▸ Work order
Search the records for the word "heading" and report each line that has it.

Component data from apps and pages:
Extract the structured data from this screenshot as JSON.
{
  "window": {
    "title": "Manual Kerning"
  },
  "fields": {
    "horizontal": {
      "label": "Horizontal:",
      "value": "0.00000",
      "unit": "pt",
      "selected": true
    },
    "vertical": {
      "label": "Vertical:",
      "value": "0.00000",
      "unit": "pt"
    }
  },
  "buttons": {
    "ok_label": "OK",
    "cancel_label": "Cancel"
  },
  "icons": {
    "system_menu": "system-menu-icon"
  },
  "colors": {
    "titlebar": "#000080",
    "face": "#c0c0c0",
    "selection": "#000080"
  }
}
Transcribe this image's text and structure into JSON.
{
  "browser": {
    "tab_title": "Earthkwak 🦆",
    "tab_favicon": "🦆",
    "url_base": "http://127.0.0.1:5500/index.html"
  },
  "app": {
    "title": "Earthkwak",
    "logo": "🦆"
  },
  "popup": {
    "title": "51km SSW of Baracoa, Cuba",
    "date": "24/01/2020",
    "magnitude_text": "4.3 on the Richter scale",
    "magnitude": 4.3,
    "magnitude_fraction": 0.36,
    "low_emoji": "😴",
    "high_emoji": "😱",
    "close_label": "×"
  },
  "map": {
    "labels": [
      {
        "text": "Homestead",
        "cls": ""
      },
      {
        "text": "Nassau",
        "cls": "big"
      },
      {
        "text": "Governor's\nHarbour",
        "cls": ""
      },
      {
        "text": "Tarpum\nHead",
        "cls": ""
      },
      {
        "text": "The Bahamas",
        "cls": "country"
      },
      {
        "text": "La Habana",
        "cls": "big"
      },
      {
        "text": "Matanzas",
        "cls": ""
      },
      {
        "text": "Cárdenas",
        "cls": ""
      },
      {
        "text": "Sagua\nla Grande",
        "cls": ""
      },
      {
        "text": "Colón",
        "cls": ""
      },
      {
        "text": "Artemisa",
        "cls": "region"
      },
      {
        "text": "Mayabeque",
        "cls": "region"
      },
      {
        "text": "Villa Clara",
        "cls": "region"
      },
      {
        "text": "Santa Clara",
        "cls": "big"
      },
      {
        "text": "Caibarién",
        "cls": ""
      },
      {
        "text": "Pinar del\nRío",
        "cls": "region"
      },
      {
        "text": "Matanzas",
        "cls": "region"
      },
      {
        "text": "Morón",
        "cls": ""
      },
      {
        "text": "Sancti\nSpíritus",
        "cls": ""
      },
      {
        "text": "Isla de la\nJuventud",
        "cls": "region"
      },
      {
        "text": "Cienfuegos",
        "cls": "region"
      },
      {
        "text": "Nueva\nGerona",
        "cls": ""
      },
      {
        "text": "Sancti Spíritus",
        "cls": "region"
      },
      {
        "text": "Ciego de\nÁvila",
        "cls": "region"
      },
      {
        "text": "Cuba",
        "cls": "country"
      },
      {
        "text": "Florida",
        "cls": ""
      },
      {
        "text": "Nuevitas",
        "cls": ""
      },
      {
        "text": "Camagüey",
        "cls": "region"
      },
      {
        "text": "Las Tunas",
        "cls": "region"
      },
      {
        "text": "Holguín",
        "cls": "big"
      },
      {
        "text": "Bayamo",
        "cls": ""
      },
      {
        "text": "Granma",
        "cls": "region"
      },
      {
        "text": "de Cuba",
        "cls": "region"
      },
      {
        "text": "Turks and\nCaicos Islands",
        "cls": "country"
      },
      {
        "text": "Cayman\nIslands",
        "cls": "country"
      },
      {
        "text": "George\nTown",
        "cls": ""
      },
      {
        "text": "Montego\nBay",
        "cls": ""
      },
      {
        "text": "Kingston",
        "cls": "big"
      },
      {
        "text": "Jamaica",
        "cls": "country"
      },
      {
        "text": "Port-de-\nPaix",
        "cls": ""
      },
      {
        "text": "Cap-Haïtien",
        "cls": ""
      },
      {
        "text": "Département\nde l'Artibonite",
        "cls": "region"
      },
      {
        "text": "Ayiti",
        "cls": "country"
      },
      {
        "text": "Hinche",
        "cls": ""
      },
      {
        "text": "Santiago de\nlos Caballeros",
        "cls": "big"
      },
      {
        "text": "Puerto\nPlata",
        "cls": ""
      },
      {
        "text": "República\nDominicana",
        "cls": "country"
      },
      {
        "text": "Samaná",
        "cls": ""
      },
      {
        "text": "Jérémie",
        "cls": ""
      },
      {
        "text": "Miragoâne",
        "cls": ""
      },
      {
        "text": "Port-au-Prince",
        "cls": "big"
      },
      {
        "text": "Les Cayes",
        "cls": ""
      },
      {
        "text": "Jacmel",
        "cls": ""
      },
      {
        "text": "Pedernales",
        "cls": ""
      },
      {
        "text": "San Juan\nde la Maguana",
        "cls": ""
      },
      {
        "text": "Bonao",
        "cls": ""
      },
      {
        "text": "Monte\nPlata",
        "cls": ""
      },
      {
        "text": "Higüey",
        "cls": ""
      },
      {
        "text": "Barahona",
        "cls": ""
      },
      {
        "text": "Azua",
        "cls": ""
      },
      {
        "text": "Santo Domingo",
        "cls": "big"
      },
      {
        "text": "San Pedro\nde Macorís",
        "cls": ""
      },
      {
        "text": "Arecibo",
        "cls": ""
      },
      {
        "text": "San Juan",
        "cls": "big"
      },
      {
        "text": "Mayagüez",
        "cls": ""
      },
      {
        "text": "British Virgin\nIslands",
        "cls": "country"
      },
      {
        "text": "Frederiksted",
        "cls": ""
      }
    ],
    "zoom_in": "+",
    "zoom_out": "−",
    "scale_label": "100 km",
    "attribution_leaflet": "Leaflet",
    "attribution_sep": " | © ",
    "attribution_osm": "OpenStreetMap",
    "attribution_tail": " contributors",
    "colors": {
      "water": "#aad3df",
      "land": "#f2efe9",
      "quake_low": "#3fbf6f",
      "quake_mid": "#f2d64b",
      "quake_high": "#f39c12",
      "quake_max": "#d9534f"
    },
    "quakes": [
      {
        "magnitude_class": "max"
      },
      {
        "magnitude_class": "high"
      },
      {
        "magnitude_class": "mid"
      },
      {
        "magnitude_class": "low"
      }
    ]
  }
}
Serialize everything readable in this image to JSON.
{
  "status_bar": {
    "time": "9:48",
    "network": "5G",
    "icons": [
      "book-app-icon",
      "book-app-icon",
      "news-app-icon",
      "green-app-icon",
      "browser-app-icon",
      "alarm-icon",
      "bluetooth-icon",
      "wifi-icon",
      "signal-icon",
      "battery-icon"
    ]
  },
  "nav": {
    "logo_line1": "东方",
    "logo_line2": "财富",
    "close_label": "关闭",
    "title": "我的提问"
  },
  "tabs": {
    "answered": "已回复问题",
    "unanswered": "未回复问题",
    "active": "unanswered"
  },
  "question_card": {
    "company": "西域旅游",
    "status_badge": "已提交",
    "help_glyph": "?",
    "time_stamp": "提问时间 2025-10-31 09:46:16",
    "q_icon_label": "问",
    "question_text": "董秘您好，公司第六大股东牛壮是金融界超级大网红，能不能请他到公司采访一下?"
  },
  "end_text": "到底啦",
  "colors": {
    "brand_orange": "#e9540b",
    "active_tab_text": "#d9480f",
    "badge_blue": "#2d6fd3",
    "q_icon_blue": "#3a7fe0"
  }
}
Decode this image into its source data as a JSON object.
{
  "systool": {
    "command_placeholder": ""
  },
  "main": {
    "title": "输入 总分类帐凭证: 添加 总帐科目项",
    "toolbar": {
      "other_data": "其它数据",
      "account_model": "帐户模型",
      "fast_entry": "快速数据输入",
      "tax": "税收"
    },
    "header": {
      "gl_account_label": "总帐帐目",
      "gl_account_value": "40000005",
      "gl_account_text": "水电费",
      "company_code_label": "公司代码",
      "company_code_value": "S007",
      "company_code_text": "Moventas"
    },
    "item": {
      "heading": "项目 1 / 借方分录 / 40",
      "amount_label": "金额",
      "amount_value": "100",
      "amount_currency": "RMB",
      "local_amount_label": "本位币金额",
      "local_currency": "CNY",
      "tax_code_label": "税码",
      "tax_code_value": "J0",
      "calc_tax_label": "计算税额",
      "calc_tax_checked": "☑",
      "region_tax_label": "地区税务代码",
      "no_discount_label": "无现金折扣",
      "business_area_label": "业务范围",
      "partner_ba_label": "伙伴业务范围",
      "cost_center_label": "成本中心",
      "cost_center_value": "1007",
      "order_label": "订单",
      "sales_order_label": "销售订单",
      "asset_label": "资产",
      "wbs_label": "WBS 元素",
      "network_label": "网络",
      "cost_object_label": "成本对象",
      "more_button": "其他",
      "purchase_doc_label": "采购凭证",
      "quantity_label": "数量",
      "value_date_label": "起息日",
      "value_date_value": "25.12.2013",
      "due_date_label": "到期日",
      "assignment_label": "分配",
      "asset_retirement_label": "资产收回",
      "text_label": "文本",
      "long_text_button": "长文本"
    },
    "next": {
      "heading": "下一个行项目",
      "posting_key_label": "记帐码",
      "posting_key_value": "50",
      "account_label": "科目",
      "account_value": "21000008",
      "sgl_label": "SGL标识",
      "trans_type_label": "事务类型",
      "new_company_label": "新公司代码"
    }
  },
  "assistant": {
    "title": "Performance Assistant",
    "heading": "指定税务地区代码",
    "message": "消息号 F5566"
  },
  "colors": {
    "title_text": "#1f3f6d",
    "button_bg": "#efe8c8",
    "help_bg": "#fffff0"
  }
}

▸ Written solution
      "heading": "项目 1 / 借方分录 / 40",
      "heading": "下一个行项目",
    "heading": "指定税务地区代码",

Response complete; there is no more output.